  • Forced labor and displacement;
  • Sexual exploitation;
  • and many more.

Despite the Lusaka peace agreement signed in 1999, there was still fighting going on and the peace was fragile. There were various political problems in trying to get a UN peacekeeping force in there to help out, while killings continued. Due to conflicts of interests, there were fears that the UN peacekeeping mission would even be aborted before it got started. (The UN deployed team is known as MONUC. It was a small cease-fire monitoring body whose mandate was strengthened in July 2003 to “protect civilians under imminent threat of physical violence.” Amnesty International for example, has noted that “MONUC has been a hostage to its weak mandate and has lacked the necessary equipment, personnel and international political backing.”)

On January 16, 2001 Laurent Kabila himself was assassinated and his son Joseph Kabila was sworn in as the new President of the DRC. He said that he would further the need for cooperation with the United Nations in deployment of troops, further dialog of national reconciliation and help revive the stalled Lusaka peace agreements (also with France’s request). However, the alignments of power have been in flux with many parties involved.

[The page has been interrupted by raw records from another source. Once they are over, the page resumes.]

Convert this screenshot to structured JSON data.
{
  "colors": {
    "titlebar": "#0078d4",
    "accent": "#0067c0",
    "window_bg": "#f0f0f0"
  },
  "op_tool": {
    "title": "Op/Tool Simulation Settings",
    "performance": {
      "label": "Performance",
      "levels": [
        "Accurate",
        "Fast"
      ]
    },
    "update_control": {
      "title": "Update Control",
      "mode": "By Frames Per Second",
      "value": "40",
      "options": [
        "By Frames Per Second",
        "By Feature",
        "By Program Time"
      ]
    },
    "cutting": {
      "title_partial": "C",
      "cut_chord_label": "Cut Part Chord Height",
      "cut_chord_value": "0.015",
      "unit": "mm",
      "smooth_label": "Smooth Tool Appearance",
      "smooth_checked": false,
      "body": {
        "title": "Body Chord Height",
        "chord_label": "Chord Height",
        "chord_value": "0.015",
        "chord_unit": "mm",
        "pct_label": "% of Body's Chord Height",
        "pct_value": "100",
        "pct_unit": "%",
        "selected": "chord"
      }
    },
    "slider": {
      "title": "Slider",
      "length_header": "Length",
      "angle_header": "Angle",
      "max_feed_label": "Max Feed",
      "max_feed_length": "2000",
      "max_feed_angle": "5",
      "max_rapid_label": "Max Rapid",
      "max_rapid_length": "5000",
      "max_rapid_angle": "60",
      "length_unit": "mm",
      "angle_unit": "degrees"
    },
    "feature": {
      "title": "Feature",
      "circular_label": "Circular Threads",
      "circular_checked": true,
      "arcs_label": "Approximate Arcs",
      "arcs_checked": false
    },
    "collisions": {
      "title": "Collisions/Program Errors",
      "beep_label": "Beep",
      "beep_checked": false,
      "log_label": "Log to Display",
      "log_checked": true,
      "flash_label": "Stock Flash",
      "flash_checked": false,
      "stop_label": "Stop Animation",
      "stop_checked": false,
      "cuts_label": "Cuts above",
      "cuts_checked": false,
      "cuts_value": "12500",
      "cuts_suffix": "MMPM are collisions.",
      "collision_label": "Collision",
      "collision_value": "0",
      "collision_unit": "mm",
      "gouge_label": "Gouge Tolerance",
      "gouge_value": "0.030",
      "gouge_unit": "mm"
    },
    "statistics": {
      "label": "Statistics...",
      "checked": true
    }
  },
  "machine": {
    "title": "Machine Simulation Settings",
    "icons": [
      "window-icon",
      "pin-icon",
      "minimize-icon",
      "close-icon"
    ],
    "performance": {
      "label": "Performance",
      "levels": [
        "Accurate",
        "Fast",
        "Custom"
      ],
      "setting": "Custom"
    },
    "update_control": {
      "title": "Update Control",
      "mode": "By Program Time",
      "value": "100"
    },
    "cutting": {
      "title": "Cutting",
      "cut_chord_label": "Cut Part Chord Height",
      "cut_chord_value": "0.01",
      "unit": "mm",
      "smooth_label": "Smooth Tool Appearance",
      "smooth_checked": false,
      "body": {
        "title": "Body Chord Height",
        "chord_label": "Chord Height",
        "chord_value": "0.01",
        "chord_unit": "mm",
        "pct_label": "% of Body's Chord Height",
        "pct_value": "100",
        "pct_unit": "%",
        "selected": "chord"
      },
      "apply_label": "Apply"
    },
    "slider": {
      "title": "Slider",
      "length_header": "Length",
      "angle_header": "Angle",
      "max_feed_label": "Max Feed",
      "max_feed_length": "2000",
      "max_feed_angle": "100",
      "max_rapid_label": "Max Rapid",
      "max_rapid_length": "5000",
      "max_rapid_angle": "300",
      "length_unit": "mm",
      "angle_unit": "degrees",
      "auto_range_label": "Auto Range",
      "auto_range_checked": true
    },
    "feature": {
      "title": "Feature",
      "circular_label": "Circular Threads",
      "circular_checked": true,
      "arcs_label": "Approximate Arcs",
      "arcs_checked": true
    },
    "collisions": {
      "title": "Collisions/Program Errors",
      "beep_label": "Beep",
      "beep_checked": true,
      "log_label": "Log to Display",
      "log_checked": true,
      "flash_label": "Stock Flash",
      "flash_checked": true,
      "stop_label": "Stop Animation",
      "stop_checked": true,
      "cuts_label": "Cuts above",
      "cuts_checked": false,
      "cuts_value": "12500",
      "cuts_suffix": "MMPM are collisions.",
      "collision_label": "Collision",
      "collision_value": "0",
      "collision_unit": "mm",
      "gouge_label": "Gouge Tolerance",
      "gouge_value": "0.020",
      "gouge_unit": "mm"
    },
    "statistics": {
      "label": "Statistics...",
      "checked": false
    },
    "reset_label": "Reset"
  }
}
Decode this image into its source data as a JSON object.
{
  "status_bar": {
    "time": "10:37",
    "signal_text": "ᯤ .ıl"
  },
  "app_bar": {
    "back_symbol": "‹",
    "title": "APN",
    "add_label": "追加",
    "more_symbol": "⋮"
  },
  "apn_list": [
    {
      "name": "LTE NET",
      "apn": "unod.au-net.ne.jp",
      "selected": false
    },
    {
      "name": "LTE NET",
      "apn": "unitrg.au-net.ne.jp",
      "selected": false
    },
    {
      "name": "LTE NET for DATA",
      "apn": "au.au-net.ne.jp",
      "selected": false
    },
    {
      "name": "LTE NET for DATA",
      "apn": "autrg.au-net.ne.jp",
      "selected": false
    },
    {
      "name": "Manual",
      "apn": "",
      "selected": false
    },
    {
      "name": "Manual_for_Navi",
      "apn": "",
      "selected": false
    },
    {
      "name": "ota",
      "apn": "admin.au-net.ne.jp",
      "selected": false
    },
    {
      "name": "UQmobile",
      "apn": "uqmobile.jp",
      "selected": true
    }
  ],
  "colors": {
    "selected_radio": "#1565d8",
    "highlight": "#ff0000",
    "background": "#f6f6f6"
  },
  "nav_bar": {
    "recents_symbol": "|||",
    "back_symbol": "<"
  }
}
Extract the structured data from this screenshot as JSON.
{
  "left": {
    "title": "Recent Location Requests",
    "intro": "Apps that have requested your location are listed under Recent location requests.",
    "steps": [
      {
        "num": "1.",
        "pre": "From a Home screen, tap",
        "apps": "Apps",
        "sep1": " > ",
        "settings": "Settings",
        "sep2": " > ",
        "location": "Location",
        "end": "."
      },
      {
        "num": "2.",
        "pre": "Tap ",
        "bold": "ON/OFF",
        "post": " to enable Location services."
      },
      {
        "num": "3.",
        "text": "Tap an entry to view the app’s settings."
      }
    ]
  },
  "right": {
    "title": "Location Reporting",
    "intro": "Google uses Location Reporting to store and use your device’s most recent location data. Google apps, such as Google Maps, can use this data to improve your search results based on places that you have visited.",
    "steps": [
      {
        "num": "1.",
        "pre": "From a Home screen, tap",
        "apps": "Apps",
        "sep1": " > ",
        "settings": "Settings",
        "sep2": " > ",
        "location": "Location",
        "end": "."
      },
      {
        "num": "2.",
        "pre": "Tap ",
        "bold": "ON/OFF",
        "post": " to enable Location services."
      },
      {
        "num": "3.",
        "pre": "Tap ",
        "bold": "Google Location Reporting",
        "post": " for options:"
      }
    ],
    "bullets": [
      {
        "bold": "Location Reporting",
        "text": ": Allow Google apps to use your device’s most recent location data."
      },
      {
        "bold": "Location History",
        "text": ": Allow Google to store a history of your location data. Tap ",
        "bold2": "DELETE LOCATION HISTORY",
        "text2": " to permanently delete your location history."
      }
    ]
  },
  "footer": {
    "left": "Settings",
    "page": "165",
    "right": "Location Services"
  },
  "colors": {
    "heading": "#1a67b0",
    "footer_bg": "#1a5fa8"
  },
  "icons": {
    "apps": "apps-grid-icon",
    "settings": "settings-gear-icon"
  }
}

In a dialog that was supposed to comprise five components, two rebel movements, an opposition group (the MLC) as well as the Rwandan-backed Congolese Rally for Democracy, non-armed opposition groups, political parties, civil society organizations and the government, only the government and one opposition group did the main talks on the power sharing question. The Lusaka agreements were declared dead, though it was said that attempts would be made to continue dialog. Various other groups have had disagreements on a variety of issues, and as the International crisis group concludes (14 May 2002), “the future for the Democratic Republic of Congo remains uncertain.”

For more on the issue of power sharing and the political realignments in the conflict see for example:

Nonetheless, at the end of August 2002, a peace agreement had been signed to supposedly end the civil war, though only Jospeh Kabila, president of DRC, and Paul Kagame, president of Rwanda were party to this agreement.

However, the United Nations reported in October 2002 that the plunder of gems and minerals continued, with elite networks running a self-financing war economy centered on pillage.

The main fighting has been on the eastern side of DRC. It is mostly under foreign control, and over three quarters of the estimated number of killings have taken place there, with approximately 90 per cent of the DRC’s internally displaced population having fled violence from that region.

Under a growing escalation of violence, in June 2003 a small “rapid reaction force” led by the French (Interim Emergency Multinational Force—IEMF) was also deployed to the town of Bunia in eastern DRC. However, its mandate was very limited and was withdrawn on 1 September 2003 to be replaced by a larger contingent of MONUC. Amnesty International noted that IEMF had been almost universally welcomed by the civilian population of Bunia, having contributed greatly to improving the security situation in Bunia itself. With the replacement by MONUC, Amnesty International has continued raising concerns at the limited mandate, resources, international political backing and resolve of MONUC.

Published on politics

Comment on this post